Note: I am taking my generational definitions from the Pew Research Centre

In my Dubai workshop, one Customer Services Director for a new UAE digital bank gave an eloquent explanation of the interests and motivations of Millennials. His research states that Millennials are driven by the desire for experiences. Saving money for security and for acquiring material goods doesn’t inspire them, but saving directly linked to a specific experience gives them a sense of purpose and value.

We then debated the impact that this drive for new experiences has on the career choices of Millennials, and their willingness for short term assignments at different organisations, in preference to building a long term career path at a single organisation.

This got me thinking about how to excite Millennials and post Millennials into participating in change initiatives in their current organisations, when they might not be in their role for very long. Selling change based on how it will improve their long term career prospects or how it will help them get a promotion doesn’t work.

Making Change a participation activity

Instead, lets talk about participation in change as a valuable experience. If we can make participation feel valuable, and connect to a sense of purpose, we are helping to create an environment of intrinsic motivation for making the change happen.

Examples in the workshop that we came up with for portraying involvement in change via workshops, training courses, mentoring others, becoming a super-user, developing the vision of change etc are as follows:

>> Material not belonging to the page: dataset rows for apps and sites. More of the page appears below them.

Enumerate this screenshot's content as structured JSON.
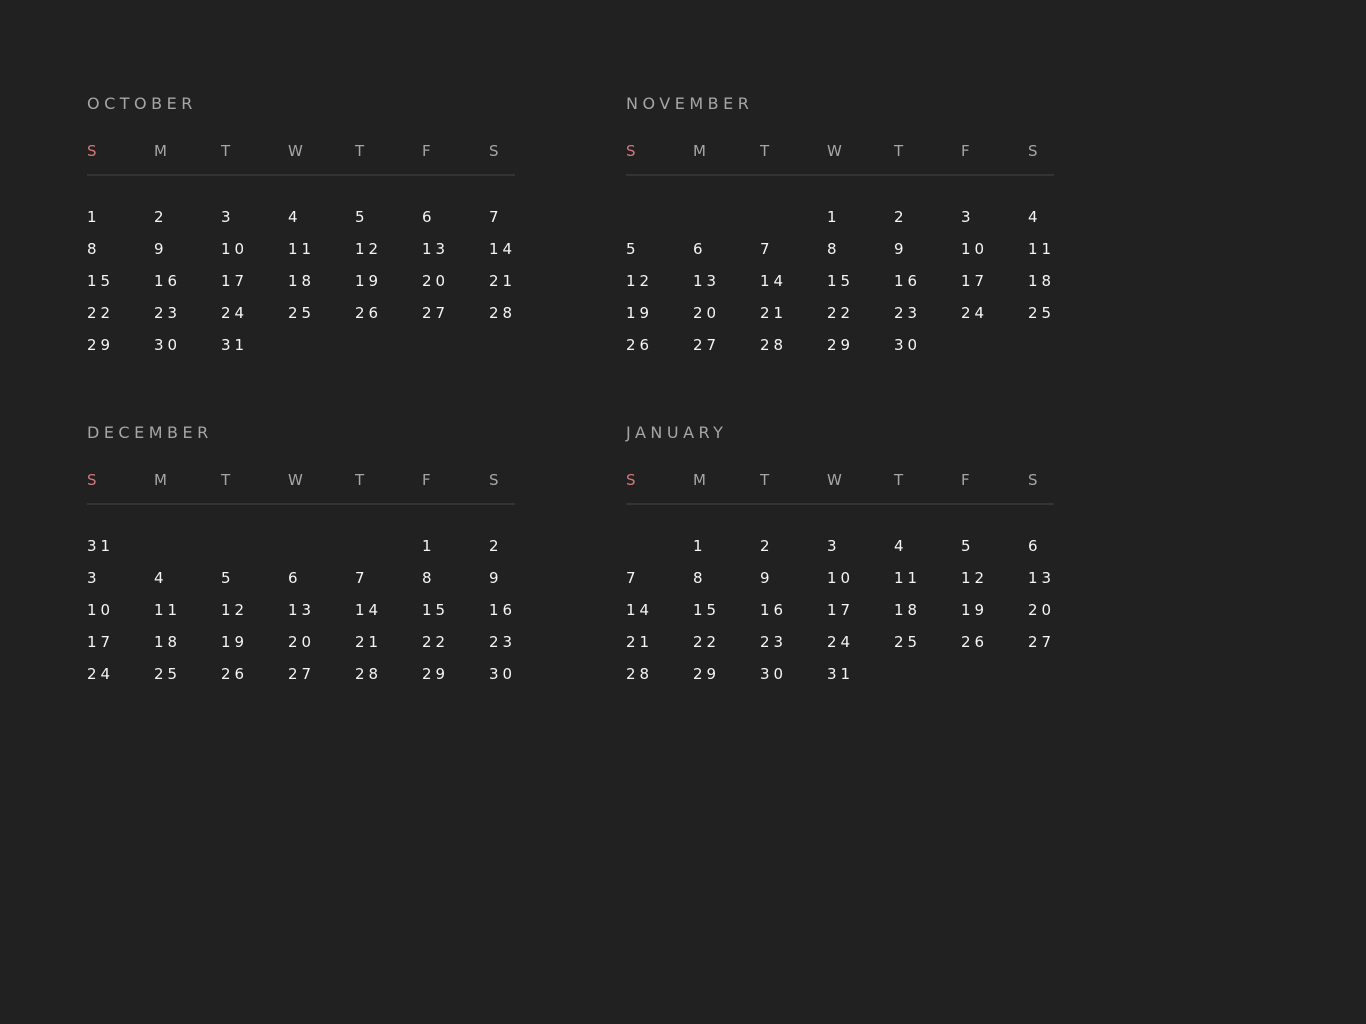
{
  "weekdays": [
    "S",
    "M",
    "T",
    "W",
    "T",
    "F",
    "S"
  ],
  "colors": {
    "background": "#212121",
    "sunday": "#d2787a",
    "label": "#a6a6a6",
    "day": "#f5f5f5",
    "divider": "#333333"
  },
  "months": [
    {
      "name": "OCTOBER",
      "weeks": [
        [
          "1",
          "2",
          "3",
          "4",
          "5",
          "6",
          "7"
        ],
        [
          "8",
          "9",
          "10",
          "11",
          "12",
          "13",
          "14"
        ],
        [
          "15",
          "16",
          "17",
          "18",
          "19",
          "20",
          "21"
        ],
        [
          "22",
          "23",
          "24",
          "25",
          "26",
          "27",
          "28"
        ],
        [
          "29",
          "30",
          "31",
          "",
          "",
          "",
          ""
        ]
      ]
    },
    {
      "name": "NOVEMBER",
      "weeks": [
        [
          "",
          "",
          "",
          "1",
          "2",
          "3",
          "4"
        ],
        [
          "5",
          "6",
          "7",
          "8",
          "9",
          "10",
          "11"
        ],
        [
          "12",
          "13",
          "14",
          "15",
          "16",
          "17",
          "18"
        ],
        [
          "19",
          "20",
          "21",
          "22",
          "23",
          "24",
          "25"
        ],
        [
          "26",
          "27",
          "28",
          "29",
          "30",
          "",
          ""
        ]
      ]
    },
    {
      "name": "DECEMBER",
      "weeks": [
        [
          "31",
          "",
          "",
          "",
          "",
          "1",
          "2"
        ],
        [
          "3",
          "4",
          "5",
          "6",
          "7",
          "8",
          "9"
        ],
        [
          "10",
          "11",
          "12",
          "13",
          "14",
          "15",
          "16"
        ],
        [
          "17",
          "18",
          "19",
          "20",
          "21",
          "22",
          "23"
        ],
        [
          "24",
          "25",
          "26",
          "27",
          "28",
          "29",
          "30"
        ]
      ]
    },
    {
      "name": "JANUARY",
      "weeks": [
        [
          "",
          "1",
          "2",
          "3",
          "4",
          "5",
          "6"
        ],
        [
          "7",
          "8",
          "9",
          "10",
          "11",
          "12",
          "13"
        ],
        [
          "14",
          "15",
          "16",
          "17",
          "18",
          "19",
          "20"
        ],
        [
          "21",
          "22",
          "23",
          "24",
          "25",
          "26",
          "27"
        ],
        [
          "28",
          "29",
          "30",
          "31",
          "",
          "",
          ""
        ]
      ]
    }
  ]
}
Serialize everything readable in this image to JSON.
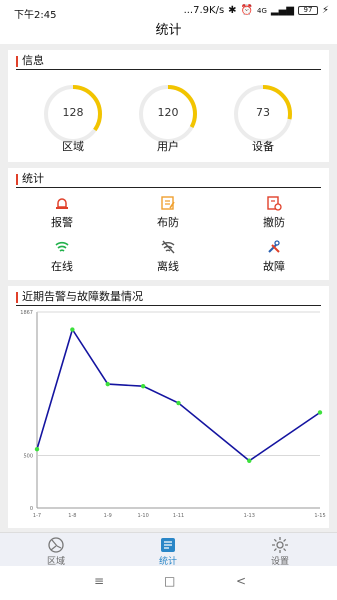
{
  "status": {
    "time": "下午2:45",
    "speed": "...7.9K/s",
    "network": "4G",
    "battery": "97"
  },
  "header": {
    "title": "统计"
  },
  "info": {
    "title": "信息",
    "gauges": [
      {
        "value": "128",
        "label": "区域",
        "fill": 0.35
      },
      {
        "value": "120",
        "label": "用户",
        "fill": 0.33
      },
      {
        "value": "73",
        "label": "设备",
        "fill": 0.28
      }
    ]
  },
  "stats": {
    "title": "统计",
    "actions": [
      {
        "label": "报警",
        "icon": "alarm-icon",
        "color": "#e0402a"
      },
      {
        "label": "布防",
        "icon": "arm-icon",
        "color": "#f0a030"
      },
      {
        "label": "撤防",
        "icon": "disarm-icon",
        "color": "#e0402a"
      },
      {
        "label": "在线",
        "icon": "wifi-icon",
        "color": "#22b14c"
      },
      {
        "label": "离线",
        "icon": "wifi-off-icon",
        "color": "#555555"
      },
      {
        "label": "故障",
        "icon": "tools-icon",
        "color": "#e0402a"
      }
    ]
  },
  "trend": {
    "title": "近期告警与故障数量情况"
  },
  "chart_data": {
    "type": "line",
    "categories": [
      "1-7",
      "1-8",
      "1-9",
      "1-10",
      "1-11",
      "1-13",
      "1-15"
    ],
    "x": [
      7,
      8,
      9,
      10,
      11,
      13,
      15
    ],
    "values": [
      560,
      1700,
      1180,
      1160,
      1000,
      450,
      910
    ],
    "yticks": [
      "0",
      "500",
      "1867"
    ],
    "ylim": [
      0,
      1867
    ],
    "line_color": "#1414a0",
    "point_color": "#3ce03c"
  },
  "tabs": [
    {
      "label": "区域",
      "icon": "region-icon",
      "active": false
    },
    {
      "label": "统计",
      "icon": "stats-icon",
      "active": true
    },
    {
      "label": "设置",
      "icon": "gear-icon",
      "active": false
    }
  ],
  "nav": {
    "menu": "≡",
    "home": "□",
    "back": "<"
  }
}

  • Sharing experiences with others to realise the commonality of issues and challenges and being able to share our successes to receive positive affirmation.
  • Debating ideas and learning from others to build our mastery and know that we are developing our skills and knowledge.
  • Learning a new skill and the satisfaction from getting better at something.
  • Trying out something new in a risk free environment so that we feel free to experiment and develop our understanding without the pressure of being criticised if we get it wrong.
  • Benchmarking our knowledge and experience against others so that we can get a picture of where we stand in relation to others, feeling proud of our achievements to date and realising how there are still things we need to learn that others already know.
  • Developing relationships with people we don’t get to work with normally which keeps things interesting and gives us new insights.
  • Enjoying creating and innovating and seeing things from a different perspective.
  • Coming to an agreement on a common goal or objective and enjoying the energy that this shared understanding and enthusiasm produces.

These are our examples of how to market the chance to participate in Change Management courses as a valuable and beneficial new experience. I would love to hear your views so please share by adding your comments to this article.